Interview: In Typhoon Disaster Zone, Report January 13th, 2014 by Jeff Tompkins
After Super Typhoon Haiyan, the leader of the Red Cross shows why amateurs study strategy while professionals study logistics.By DAVID FEITH Nov. 25, 2013 12:30 p.m. ET
Recovery Shelter Guidelines 28th Nov 2014 https://www.sheltercluster.org/sites/default/files/docs/Recovery%20Shelter%20Guidelines.pdf
Emergency & Early Recovery Technical Guidance 16/Feb/2014 https://www.sheltercluster.org/sites/default/files/docs/ShelterCluster_TechnicalGuidelines_140216.pdf
Tarpaulins 04 Dec 2013 https://www.sheltercluster.org/sites/default/files/docs/131116%20IEC%20-%20Tarpaulines.pdf http://www.ifrc.org/PageFiles/95530/D.03.c.01.%20Timber%20Guidelines-EN.pdf Humanitarian Timber Guidelines
Transitory Tent Sites 23 Sept 2014 https://www.sheltercluster.org/sites/default/files/docs/Generic%20Guidelines%20for%20 Training%20V2.pdf
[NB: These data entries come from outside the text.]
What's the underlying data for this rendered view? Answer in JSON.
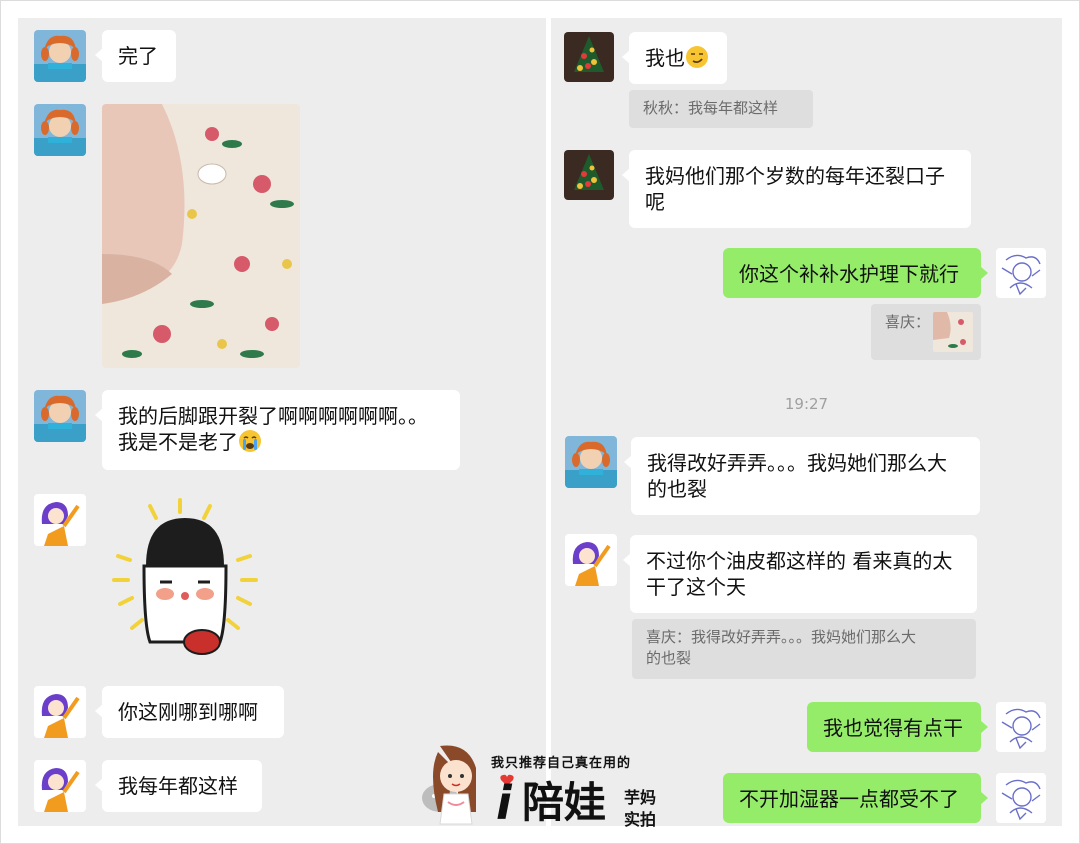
{
  "left_chat": {
    "m1": "完了",
    "m3_line1": "我的后脚跟开裂了啊啊啊啊啊啊。。",
    "m3_line2": "我是不是老了",
    "m5": "你这刚哪到哪啊",
    "m6": "我每年都这样"
  },
  "right_chat": {
    "m1": "我也",
    "q1": "秋秋：我每年都这样",
    "m2_line1": "我妈他们那个岁数的每年还裂口子",
    "m2_line2": "呢",
    "m3": "你这个补补水护理下就行",
    "q2": "喜庆：",
    "time": "19:27",
    "m4_line1": "我得改好弄弄。。。我妈她们那么大",
    "m4_line2": "的也裂",
    "m5_line1": "不过你个油皮都这样的 看来真的太",
    "m5_line2": "干了这个天",
    "q3_line1": "喜庆：我得改好弄弄。。。我妈她们那么大",
    "q3_line2": "的也裂",
    "m6": "我也觉得有点干",
    "m7": "不开加湿器一点都受不了"
  },
  "watermark": {
    "tagline": "我只推荐自己真在用的",
    "brand": "陪娃",
    "brand_prefix": "i",
    "side_top": "芋妈",
    "side_bottom": "实拍"
  },
  "colors": {
    "panel_bg": "#ededed",
    "bubble_self": "#95ec69",
    "bubble_other": "#ffffff",
    "quote_bg": "#dedede"
  },
  "icons": [
    "red-hair-girl-avatar",
    "christmas-tree-avatar",
    "purple-hair-girl-avatar",
    "sketch-avatar",
    "crying-emoji",
    "smirk-emoji",
    "blushing-ghost-sticker",
    "heel-photo",
    "heart-icon"
  ]
}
Shelter and Environment 12 January 2014 https://www.sheltercluster.org/sites/default/files/docs/Haiyan_Shelter%20and%20 Environment%20Overview%20%28final%29.pdf
Philippines – “Transitional Shelter” 2013 http://sheltercasestudies.org/files/tshelter-8designs/10designs2013/2013-Postdisaster-shelter10designs-Philippines-1.pdf
Shelter Safety Handbook http://www.ifrc.org/PageFiles/95526/publications/305400-Shelter%20safety%20handbook-ENLR.pdf
Gender and shelter in emergencies http://www.ungei.org/resources/files/12.pdf
TSB Shelter Box is designed for humanitarian disaster relief. It's fast to transport, quick assembly, light weight, and durable for long-ter...
Published on Jun 23, 2017
TSB Shelter Box is designed for humanitarian disaster relief. It's fast to transport, quick assembly, light weight, and durable for long-ter...